Valenti said last year's box office represented a rise of 13.2% over 2001's $8.4bn, with nine pictures grossing more than $50m in their opening weekends and an additional 11 taking more than $30m. Spider-Man led the way with the all-time record opening weekend of $115m last May.
The 1.64 bn admissions represented the highest level since 1957, with 166 m Americans classified as moviegoers because they had seen a picture at least once during the year. Ticket prices averaged $5.81 in 2002, representing a 2.7% increase from $5.66m in 2001.
The not-so-good part of Valenti's address concerned production levels. The $3.9bn production cost (or "negative cost") rise from $9.3bn in 2001 to $13.2bn in 2002 was driven by two factors: a year-on-year rise in the number of films from 196 to 225 and a 23.3% or $11.1m rise in the average production cost from $47.7m in 2001 to $58.8m in 2002.
Combined with marketing costs, which fell by 1.2% from $31m in 2001 to $30.6m last year, the total production and marketing cost in 2002 was $20.1bn, which represented a rise of 30.4% or $4.7bn from $15.4bn in 2001. Average production and marketing costs rose by 13.6% or $10.7m from $78.7m in 2001 to $89.4m in 2002, representing the largest percentage increase since 1997.
"In the global marketplace wherein the American movie eclipses its competition, films are becoming more expensive," Valenti said. "Costs are an ungloried fact of the creative business landscape, planet-wide."

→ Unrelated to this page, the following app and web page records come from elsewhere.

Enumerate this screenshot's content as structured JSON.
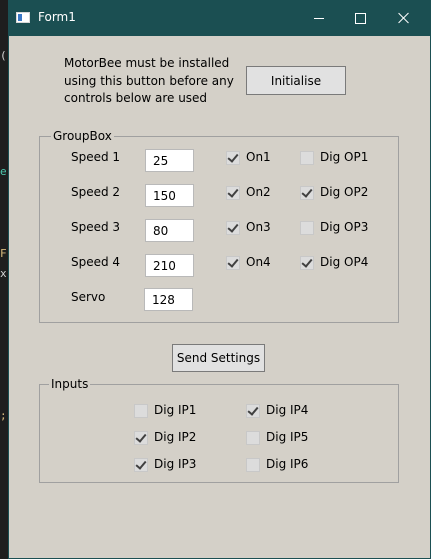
{
  "window": {
    "title": "Form1"
  },
  "info": {
    "text": "MotorBee must be installed using this button before any controls below are used"
  },
  "buttons": {
    "initialise": "Initialise",
    "send_settings": "Send Settings"
  },
  "groupbox": {
    "label": "GroupBox",
    "speeds": [
      {
        "label": "Speed 1",
        "value": "25",
        "on_label": "On1",
        "on_checked": true,
        "dig_label": "Dig OP1",
        "dig_checked": false
      },
      {
        "label": "Speed 2",
        "value": "150",
        "on_label": "On2",
        "on_checked": true,
        "dig_label": "Dig OP2",
        "dig_checked": true
      },
      {
        "label": "Speed 3",
        "value": "80",
        "on_label": "On3",
        "on_checked": true,
        "dig_label": "Dig OP3",
        "dig_checked": false
      },
      {
        "label": "Speed 4",
        "value": "210",
        "on_label": "On4",
        "on_checked": true,
        "dig_label": "Dig OP4",
        "dig_checked": true
      }
    ],
    "servo": {
      "label": "Servo",
      "value": "128"
    }
  },
  "inputs": {
    "label": "Inputs",
    "items": [
      {
        "label": "Dig IP1",
        "checked": false
      },
      {
        "label": "Dig IP2",
        "checked": true
      },
      {
        "label": "Dig IP3",
        "checked": true
      },
      {
        "label": "Dig IP4",
        "checked": true
      },
      {
        "label": "Dig IP5",
        "checked": false
      },
      {
        "label": "Dig IP6",
        "checked": false
      }
    ]
  },
  "colors": {
    "titlebar": "#1b4f52",
    "client": "#d4d0c8"
  }
}
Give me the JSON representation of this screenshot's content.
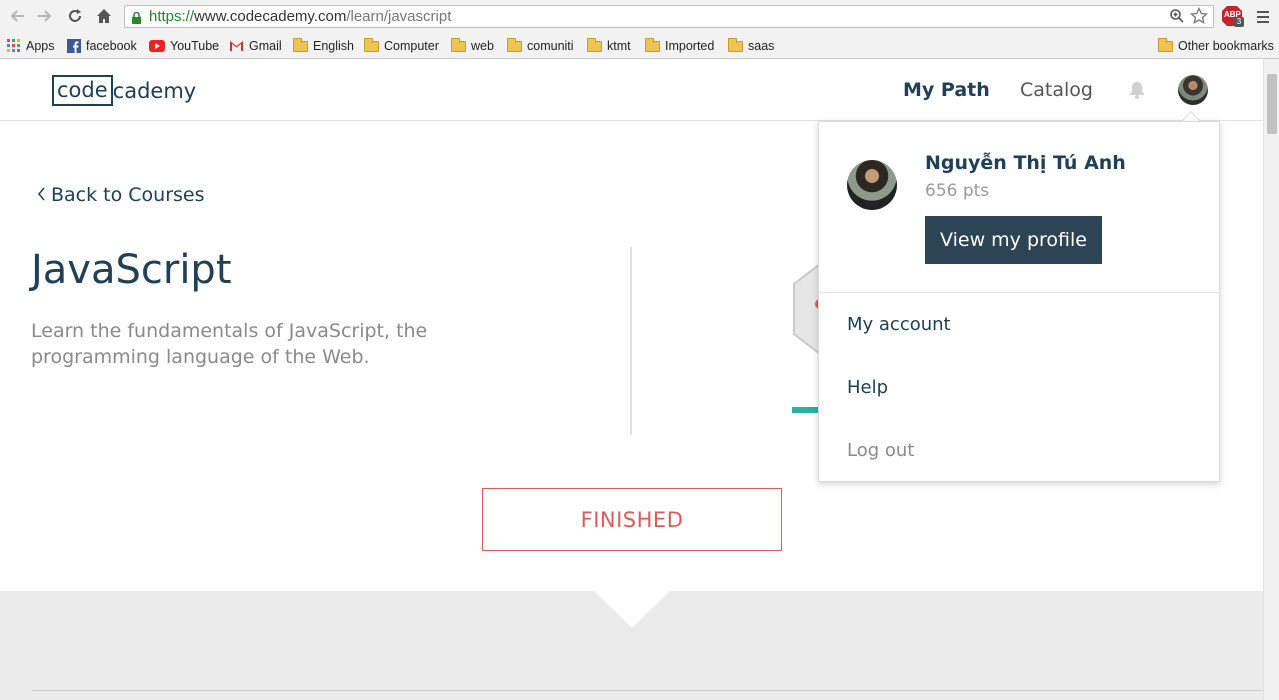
{
  "browser": {
    "url_scheme": "https://",
    "url_host": "www.codecademy.com",
    "url_path": "/learn/javascript",
    "bookmarks": [
      "Apps",
      "facebook",
      "YouTube",
      "Gmail",
      "English",
      "Computer",
      "web",
      "comuniti",
      "ktmt",
      "Imported",
      "saas"
    ],
    "other_bookmarks": "Other bookmarks",
    "abp_label": "ABP",
    "abp_count": "3"
  },
  "header": {
    "logo_box": "code",
    "logo_rest": "cademy",
    "nav_mypath": "My Path",
    "nav_catalog": "Catalog"
  },
  "course": {
    "back_label": "Back to Courses",
    "title": "JavaScript",
    "description": "Learn the fundamentals of JavaScript, the programming language of the Web.",
    "status": "FINISHED"
  },
  "dropdown": {
    "name": "Nguyễn Thị Tú Anh",
    "points": "656 pts",
    "view_profile": "View my profile",
    "items": [
      "My account",
      "Help",
      "Log out"
    ]
  },
  "colors": {
    "brand": "#204056",
    "finished": "#e05a5a",
    "progress": "#2ab0a0",
    "profile_button": "#2d4455"
  }
}
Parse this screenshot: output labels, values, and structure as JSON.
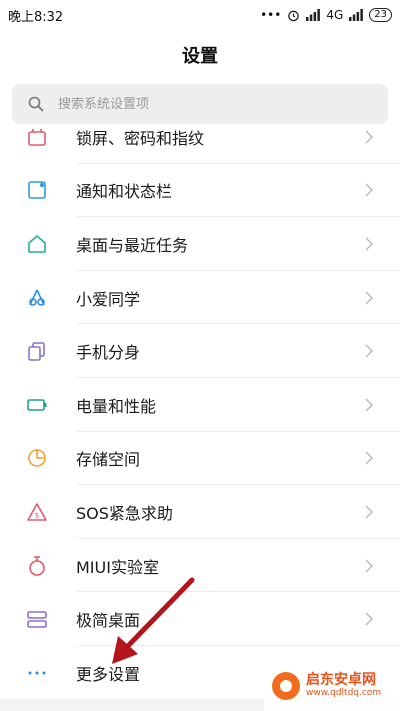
{
  "status_bar": {
    "time": "晚上8:32",
    "network": "4G",
    "battery": "23"
  },
  "header": {
    "title": "设置"
  },
  "search": {
    "placeholder": "搜索系统设置项"
  },
  "items": [
    {
      "label": "锁屏、密码和指纹",
      "icon": "lock-screen-icon",
      "color": "#e45a6c"
    },
    {
      "label": "通知和状态栏",
      "icon": "notification-icon",
      "color": "#2f9be0"
    },
    {
      "label": "桌面与最近任务",
      "icon": "home-icon",
      "color": "#21b28d"
    },
    {
      "label": "小爱同学",
      "icon": "xiaoai-icon",
      "color": "#2a8ee6"
    },
    {
      "label": "手机分身",
      "icon": "clone-icon",
      "color": "#8a6fd6"
    },
    {
      "label": "电量和性能",
      "icon": "battery-icon",
      "color": "#1ba38a"
    },
    {
      "label": "存储空间",
      "icon": "storage-icon",
      "color": "#f0a332"
    },
    {
      "label": "SOS紧急求助",
      "icon": "sos-icon",
      "color": "#e25a6a"
    },
    {
      "label": "MIUI实验室",
      "icon": "lab-icon",
      "color": "#e25a6a"
    },
    {
      "label": "极简桌面",
      "icon": "simple-desktop-icon",
      "color": "#8a6fd6"
    },
    {
      "label": "更多设置",
      "icon": "more-icon",
      "color": "#2a8ee6"
    }
  ],
  "watermark": {
    "title": "启东安卓网",
    "url": "www.qdltdq.com"
  },
  "colors": {
    "accent_arrow": "#b3151b"
  }
}
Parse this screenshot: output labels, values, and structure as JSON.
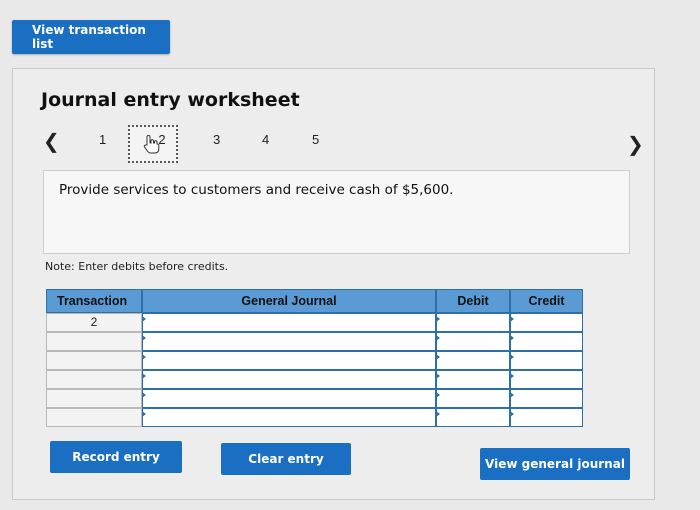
{
  "top_button": {
    "label": "View transaction list"
  },
  "worksheet": {
    "title": "Journal entry worksheet",
    "steps": [
      "1",
      "2",
      "3",
      "4",
      "5"
    ],
    "active_step": "2",
    "description": "Provide services to customers and receive cash of $5,600.",
    "note": "Note: Enter debits before credits."
  },
  "table": {
    "headers": {
      "transaction": "Transaction",
      "general_journal": "General Journal",
      "debit": "Debit",
      "credit": "Credit"
    },
    "rows": [
      {
        "transaction": "2"
      },
      {
        "transaction": ""
      },
      {
        "transaction": ""
      },
      {
        "transaction": ""
      },
      {
        "transaction": ""
      },
      {
        "transaction": ""
      }
    ]
  },
  "buttons": {
    "record": "Record entry",
    "clear": "Clear entry",
    "view_journal": "View general journal"
  },
  "icons": {
    "prev": "chevron-left-icon",
    "next": "chevron-right-icon",
    "cursor": "hand-pointer-icon"
  },
  "colors": {
    "primary": "#1a6fc3",
    "header": "#5b9bd5"
  }
}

Theatre admissions comprised 38% frequent visitors with at least 12 visits, 47% occasional visitors with two to 11 trips and 15% infrequent visitors who saw a theatrical release at least once a year. The average number of visits per capita was 5.7. Broken down by age group, half of all admissions came from the 12-24 demographic, 17% were aged 30-39 and the over-40s accounted for 32%. Ticket prices rose by 2.7% over 2001 compared to a national inflation rate of 2.4%.

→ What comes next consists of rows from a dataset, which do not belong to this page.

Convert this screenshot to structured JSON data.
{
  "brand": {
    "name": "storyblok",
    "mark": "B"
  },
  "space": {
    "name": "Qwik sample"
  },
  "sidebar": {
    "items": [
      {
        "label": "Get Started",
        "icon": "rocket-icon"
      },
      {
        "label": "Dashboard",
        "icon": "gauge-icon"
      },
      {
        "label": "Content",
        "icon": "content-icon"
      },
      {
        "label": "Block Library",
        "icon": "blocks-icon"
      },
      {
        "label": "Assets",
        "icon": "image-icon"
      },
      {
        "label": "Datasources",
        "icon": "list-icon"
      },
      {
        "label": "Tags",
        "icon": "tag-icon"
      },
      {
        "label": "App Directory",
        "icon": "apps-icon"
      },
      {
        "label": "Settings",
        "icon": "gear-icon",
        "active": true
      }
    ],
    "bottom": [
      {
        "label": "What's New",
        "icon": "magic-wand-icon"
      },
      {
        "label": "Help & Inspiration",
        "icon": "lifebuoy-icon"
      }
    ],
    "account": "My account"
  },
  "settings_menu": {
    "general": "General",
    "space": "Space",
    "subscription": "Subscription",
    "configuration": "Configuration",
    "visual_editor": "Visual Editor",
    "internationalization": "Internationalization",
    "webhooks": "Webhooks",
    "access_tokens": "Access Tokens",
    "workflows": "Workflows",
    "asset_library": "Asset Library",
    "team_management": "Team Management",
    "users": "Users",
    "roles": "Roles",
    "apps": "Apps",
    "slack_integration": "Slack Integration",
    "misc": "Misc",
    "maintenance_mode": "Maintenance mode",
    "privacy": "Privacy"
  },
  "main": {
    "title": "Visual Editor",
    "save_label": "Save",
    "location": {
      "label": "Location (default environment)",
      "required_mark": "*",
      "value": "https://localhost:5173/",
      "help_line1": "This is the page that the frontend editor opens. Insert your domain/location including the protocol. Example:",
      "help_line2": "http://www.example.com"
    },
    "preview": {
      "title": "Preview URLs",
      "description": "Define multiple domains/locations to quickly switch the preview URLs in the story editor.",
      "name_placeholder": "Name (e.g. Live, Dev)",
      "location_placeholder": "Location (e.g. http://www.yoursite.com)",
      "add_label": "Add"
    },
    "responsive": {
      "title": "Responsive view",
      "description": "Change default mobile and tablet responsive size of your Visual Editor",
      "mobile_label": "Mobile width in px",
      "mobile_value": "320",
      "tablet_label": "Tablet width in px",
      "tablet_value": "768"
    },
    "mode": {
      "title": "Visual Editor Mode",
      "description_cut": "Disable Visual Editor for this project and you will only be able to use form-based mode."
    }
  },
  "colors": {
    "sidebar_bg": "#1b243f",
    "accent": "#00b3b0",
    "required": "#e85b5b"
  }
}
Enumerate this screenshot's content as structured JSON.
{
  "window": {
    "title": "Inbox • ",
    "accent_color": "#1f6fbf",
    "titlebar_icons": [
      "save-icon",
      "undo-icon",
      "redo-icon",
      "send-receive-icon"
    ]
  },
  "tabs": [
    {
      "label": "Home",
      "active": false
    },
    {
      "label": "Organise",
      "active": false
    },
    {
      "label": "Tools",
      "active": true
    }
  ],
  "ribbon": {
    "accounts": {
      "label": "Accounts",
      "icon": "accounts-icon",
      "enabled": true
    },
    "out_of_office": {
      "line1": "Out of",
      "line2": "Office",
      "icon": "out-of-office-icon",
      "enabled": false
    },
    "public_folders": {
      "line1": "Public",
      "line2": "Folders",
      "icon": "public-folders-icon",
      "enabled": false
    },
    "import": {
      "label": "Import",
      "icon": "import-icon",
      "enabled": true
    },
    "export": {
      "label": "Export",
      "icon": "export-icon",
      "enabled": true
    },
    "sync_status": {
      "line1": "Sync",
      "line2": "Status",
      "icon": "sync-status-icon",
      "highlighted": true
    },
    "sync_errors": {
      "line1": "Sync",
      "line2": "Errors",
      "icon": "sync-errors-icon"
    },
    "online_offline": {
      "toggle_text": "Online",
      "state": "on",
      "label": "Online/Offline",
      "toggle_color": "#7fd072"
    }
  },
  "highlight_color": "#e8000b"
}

"You achieved this admissions boost in spite of the most relentless, lacerating competition inflicted on any enterprise, every hour of every day," Valenti told delegates. "Competing for the entertainment eyes and ears of consumers are 72.2million cable households, inhabited by 34.4million homes with premium cable; 17.6million homes on satellite; 38.8million households with DVD devices with access to over 20,000 titles; 97.6million homes with VCRs; 66.9million homes with internet access."
International admissions climbed 7.5% from 2001 to 7.3billion, with increased attendance levels in Europe, Latin America and the Asia-Pacific region. Box office rose by 20% to $9.64bn, with Europe, the Middle East and Africa accounting for just over half that amount, followed by Asia-Pacific on 40% and Latin America on 10%.

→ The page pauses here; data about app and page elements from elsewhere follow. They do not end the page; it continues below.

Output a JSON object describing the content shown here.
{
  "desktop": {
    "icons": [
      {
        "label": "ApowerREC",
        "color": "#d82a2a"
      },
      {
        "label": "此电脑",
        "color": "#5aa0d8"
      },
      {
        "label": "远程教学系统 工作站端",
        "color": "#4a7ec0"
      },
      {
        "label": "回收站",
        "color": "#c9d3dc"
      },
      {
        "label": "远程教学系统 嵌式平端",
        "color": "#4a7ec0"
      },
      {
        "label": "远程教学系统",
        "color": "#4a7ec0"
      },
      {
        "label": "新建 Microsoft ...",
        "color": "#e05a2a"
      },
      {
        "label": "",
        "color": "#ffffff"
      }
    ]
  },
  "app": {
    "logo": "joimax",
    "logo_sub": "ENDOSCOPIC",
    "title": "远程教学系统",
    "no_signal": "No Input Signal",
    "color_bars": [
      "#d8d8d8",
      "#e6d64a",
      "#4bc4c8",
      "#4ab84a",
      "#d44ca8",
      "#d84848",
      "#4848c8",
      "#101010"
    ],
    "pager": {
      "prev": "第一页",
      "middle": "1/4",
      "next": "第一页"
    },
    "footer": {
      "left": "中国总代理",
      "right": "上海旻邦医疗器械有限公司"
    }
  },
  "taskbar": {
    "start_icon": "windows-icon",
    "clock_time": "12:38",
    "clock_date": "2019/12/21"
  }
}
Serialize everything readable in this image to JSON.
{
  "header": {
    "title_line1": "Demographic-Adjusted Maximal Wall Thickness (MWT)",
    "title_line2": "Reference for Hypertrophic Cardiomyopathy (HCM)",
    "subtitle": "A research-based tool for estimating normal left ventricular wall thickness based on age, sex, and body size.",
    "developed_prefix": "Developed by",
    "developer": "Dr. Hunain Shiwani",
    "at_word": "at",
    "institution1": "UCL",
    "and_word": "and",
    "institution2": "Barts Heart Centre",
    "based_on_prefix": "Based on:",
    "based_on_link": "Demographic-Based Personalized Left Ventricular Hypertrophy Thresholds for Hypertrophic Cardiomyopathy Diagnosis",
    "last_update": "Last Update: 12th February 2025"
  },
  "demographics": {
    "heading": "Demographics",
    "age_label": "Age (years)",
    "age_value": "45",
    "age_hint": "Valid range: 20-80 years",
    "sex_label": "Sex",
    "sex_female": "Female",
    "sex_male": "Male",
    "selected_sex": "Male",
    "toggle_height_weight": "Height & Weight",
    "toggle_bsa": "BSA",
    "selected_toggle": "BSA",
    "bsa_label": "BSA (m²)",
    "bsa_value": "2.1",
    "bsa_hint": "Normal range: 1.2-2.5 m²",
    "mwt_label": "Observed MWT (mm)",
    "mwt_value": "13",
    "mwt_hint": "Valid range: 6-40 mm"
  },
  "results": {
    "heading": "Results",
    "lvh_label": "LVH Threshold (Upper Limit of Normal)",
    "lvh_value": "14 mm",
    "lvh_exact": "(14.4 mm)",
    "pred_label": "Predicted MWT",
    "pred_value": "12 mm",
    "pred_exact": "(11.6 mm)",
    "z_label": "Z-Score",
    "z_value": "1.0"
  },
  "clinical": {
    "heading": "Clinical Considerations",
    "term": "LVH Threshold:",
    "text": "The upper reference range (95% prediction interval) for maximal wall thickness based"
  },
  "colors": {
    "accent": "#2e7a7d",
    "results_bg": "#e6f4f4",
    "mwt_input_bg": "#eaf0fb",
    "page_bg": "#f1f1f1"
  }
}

Turning to piracy, which he described as the MPAA's number one priority, Valenti told delegates the MPAA and its industry partners were working on ways to reduce the effects of internet abuse and DVD counterfeits. However with no consolidated solution in sight and an international educational trailer still months away from release, there was not much more he could say.
"We will succeed because it is in the long term interests of this nation to preserve the vitality of America's most wanted trade export. It is in the long-term interests of everyone who creates and markets intellectual property to stand guard against the theft of valuable creative works in the tomorrows that will soon be upon us."
Valenti praised the voluntary ratings system, on which MPAA consults with the National Association of Theatre Owners (NATO), citing a 74% approval rating among parents with children under 13.
KEY STATISTICS FROM MPAA 2002
- Total box office: $9.5bn in 2002, $8.4bn in 2001 (13.2% increase from 2001)
- Admissions: 1.64billion in 2002, 1.49billion in 2001 (10.2% increase) - highest increase since 1957
- Average ticket cost: $5.81 in 2002, $5.66 in 2001 (2.7% increase)
- Per capita admissions: 5.7 in 2002, 5.3 in 2001
- Highest grossing picture: Spider-Man, $403.7m
- Highest opening weekend: Spider-Man, $115m (May 3 2002)
- MPAA films released: 225 in 2002 (includes five re-issues), 196 in 2001 (includes eight re-issues)
- Other distributor releases: 242 in 2002 (includes 13 re-issues), 287 (includes 13 re-issues) in 2001
- Total releases: 467 in 2002, 483 in 2001
- Average box office of MPAA new releases: $32.5m in 2002, $34.8m in 2001
- Average box office of all releases: $21.2m in 2002, $18.2m in 2001
- MPAA member average theatrical costs (production only): $58.8m in 2002, $47.7m in 2001 (23.3% increase)
- MPAA member average theatrical costs (production and marketing): $89.4m in 2002, $78.7m in 2001 (13.6% increase)
- Total screen count: 35,280 in 2002, 36,764 in 2001 (4% decrease)
- Indoor theatre count: 5,635 in 2002, 6,596 in 2001 (14.6% decrease)
- Digital cinema screens: 124 in 2002, 45 in 2001